Dan Ariely: Placebo Effects of Marketing Actions Consumers May Get What They Pay For
Most Important Excerpt !!! (Via Dan Ariely, Baba Shiv, Ziv Carmon @ MIT)
On the other hand, in general, investigations of the relationship between price and objective indications of quality, such as Consumer Reports ratings, arrive at a different conclusion. For example, Riesz (1979) examines the correspondence between prices and indications of objective quality from Consumer Reports for 679 brands in 40 packaged food product classes over a 15- year period. He concludes that the correlation was near zero, and in cases such as frozen foods, it was even negative. More generally, such investigations conclude that the empirical relationship between those two variables is weak at best (Gerstner 1985). Why would consumers perceive the relationship between price and quality to be significant when, in general, it is not so?
Abstract (Via Dan Ariely, Baba Shiv, Ziv Carmon @ MIT)
The authors demonstrate that marketing actions, such as pricing, can alter the actual efficacy of products to which they are applied.

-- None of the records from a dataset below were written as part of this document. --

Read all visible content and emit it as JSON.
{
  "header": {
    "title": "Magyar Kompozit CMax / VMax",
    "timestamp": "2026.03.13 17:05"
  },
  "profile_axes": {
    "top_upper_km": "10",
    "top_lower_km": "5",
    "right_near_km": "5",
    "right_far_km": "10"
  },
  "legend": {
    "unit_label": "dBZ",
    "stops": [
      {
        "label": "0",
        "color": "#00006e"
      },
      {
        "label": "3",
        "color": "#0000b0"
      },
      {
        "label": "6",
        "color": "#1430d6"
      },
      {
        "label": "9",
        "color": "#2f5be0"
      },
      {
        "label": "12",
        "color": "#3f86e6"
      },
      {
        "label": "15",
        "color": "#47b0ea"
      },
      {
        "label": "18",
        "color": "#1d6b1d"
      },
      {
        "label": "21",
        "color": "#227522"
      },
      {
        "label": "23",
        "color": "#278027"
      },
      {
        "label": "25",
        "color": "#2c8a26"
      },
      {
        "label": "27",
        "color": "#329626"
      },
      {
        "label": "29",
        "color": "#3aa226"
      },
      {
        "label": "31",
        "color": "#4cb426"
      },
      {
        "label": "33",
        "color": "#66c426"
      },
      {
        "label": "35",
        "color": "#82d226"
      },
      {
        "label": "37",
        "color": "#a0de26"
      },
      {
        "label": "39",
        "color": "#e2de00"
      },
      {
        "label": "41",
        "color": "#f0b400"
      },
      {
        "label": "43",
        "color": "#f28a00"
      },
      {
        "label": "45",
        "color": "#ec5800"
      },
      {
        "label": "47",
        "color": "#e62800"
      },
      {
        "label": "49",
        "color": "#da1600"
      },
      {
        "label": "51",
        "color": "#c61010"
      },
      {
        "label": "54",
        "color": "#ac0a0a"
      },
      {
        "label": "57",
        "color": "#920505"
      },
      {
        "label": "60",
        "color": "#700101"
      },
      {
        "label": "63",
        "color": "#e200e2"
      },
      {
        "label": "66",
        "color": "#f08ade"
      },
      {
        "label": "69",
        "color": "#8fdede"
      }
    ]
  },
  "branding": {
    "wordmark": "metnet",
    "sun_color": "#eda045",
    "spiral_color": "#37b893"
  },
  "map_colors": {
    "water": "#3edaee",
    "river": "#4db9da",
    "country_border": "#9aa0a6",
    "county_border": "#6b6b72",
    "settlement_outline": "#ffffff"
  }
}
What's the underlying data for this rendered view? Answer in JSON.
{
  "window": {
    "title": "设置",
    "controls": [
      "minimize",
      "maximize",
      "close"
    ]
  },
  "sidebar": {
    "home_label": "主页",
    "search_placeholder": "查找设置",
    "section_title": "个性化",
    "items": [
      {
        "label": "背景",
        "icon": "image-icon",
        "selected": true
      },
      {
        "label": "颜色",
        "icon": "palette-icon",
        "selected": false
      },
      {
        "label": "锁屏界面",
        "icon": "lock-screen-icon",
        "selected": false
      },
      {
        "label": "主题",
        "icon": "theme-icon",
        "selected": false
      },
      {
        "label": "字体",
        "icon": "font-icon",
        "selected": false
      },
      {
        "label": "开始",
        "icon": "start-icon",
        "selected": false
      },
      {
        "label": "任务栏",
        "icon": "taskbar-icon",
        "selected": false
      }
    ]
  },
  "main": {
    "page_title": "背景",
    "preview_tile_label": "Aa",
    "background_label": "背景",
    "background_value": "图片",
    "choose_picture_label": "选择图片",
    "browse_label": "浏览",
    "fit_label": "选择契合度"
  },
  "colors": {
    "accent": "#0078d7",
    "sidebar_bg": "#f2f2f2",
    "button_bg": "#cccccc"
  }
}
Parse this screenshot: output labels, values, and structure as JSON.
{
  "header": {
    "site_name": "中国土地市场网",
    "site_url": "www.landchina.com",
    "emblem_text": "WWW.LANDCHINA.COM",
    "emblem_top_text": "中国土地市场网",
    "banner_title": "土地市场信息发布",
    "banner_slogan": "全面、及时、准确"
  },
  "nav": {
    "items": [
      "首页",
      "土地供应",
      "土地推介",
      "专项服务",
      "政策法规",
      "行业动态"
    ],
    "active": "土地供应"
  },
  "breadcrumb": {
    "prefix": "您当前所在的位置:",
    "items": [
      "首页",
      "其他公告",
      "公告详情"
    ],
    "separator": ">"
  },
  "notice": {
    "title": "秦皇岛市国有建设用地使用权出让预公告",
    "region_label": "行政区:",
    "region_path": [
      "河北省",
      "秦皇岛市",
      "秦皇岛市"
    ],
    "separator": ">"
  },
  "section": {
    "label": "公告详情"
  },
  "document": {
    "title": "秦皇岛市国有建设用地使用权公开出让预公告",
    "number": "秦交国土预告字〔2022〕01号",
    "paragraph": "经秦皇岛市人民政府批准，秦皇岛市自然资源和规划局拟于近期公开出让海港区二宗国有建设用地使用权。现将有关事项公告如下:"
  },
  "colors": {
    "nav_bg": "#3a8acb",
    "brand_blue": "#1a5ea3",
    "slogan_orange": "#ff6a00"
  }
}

These placebo effects stem from activation of expectancies about the efficacy of the product, a process that appears not to be conscious. In three experiments, the authors show that consumers who pay a discounted price for a product (e.g., an energy drink thought to increase mental acuity) may derive less actual benefit from consuming this product (e.g., they are able to solve fewer puzzles) than consumers who purchase and consume the exact same product but pay its regular price. The studies consistently support the role of expectancies in mediating this placebo effect. The authors conclude with a discussion of theoretical, managerial, and public policy implications of the findings.
Introduction (Via Dan Ariely, Baba Shiv, Ziv Carmon @ MIT)
Consumers’ beliefs and expectations, shaped by experiences in their daily lives, often influence their judgments of products and services. For example, consumers often believe and, therefore, judge lower-priced items to be of lower quality (see, e.g., Gerstner 1985; Huber and McCann 1982; Rao and Monroe 1989). Consumers’ beliefs and expectations can also affect their subjective experiences. For example, a drink may taste better if it has a favorite brand’s label than if it is unlabeled (Allison and Uhl 1964; McClure et al. 2004). Similarly, meat that is labeled 75% fat free tastes better than the same meat that is labeled as containing 25% fat (Levin and Gaeth 1988). The question that we address in this research is whether beliefs and expectations that marketing actions evoke can affect more than judgments and subjective consumption experiences. Specifically, can they also influence the actual efficacy of the marketed product? For example, can consuming an energy drink that is purchased at a discount lead not only to judgments of lower quality or to a less favorable consumption experience but also to diminished performance in, for example, a cardiovascular workout or a puzzle-solving task?
How Placebos Work (Via Dan Ariely, Baba Shiv, Ziv Carmon @ MIT)
Two notions are believed to account for placebo effects: expectancy theory and classical conditioning. According to expectancy theory, placebo effects arise because beliefs about a substance/procedure serving as a placebo activate expectations that a particular effect will occur, which then affect the subsequent effectiveness of the substance/ procedure. The classical conditioning view considers consuming substances with known therapeutic effects to be conditioning trials. The active substances giving rise to these effects serve as unconditioned stimuli, and the vehicles by which they are delivered (e.g., pills, capsules, drinks) serve as the conditioned stimuli. Pairing the unconditioned stimuli and the conditioned stimuli over time endows the vehicles with a capacity to evoke therapeutic effects in the form of conditioned responses. These two views have been contrasted and debated, but an emerging view is that expectancies mediate all placebo effects, and conditioning is one means by which people initially form and then activate expectancies (Kirsch 2004; Rescorla 1988). The growing acceptance of expectations as the basic mechanism for placebo effects has led to an increased interest in how beliefs lead to placebo effects and the role of expectancies in mediating this effect.
Findings (Via Dan Ariely, Baba Shiv, Ziv Carmon @ MIT)
The effect we document is akin to placebo effects in medicine. We contribute to the placebo literature by extending the types of features that are known to evoke such effects from those that are inherent to the placebo (e.g., information about the placebo, the substance/treatment it replaces, how a placebo is administered) to price, a feature that is not inherent to the placebo. Given placebo researchers’ interest in when placebo effects occur nonconsciously, it is also significant that we found that the process by which expectations lead to the placebo effects occurs nonconsciously. Our findings extend what is known about the association between price and quality in a significant way, showing that price affects not only perceived quality but also actual quality (i.e., the actual efficacy of the product). Indeed, the effect we found and its dependence on expectancies shed light on a puzzling disparity between two conclusions of the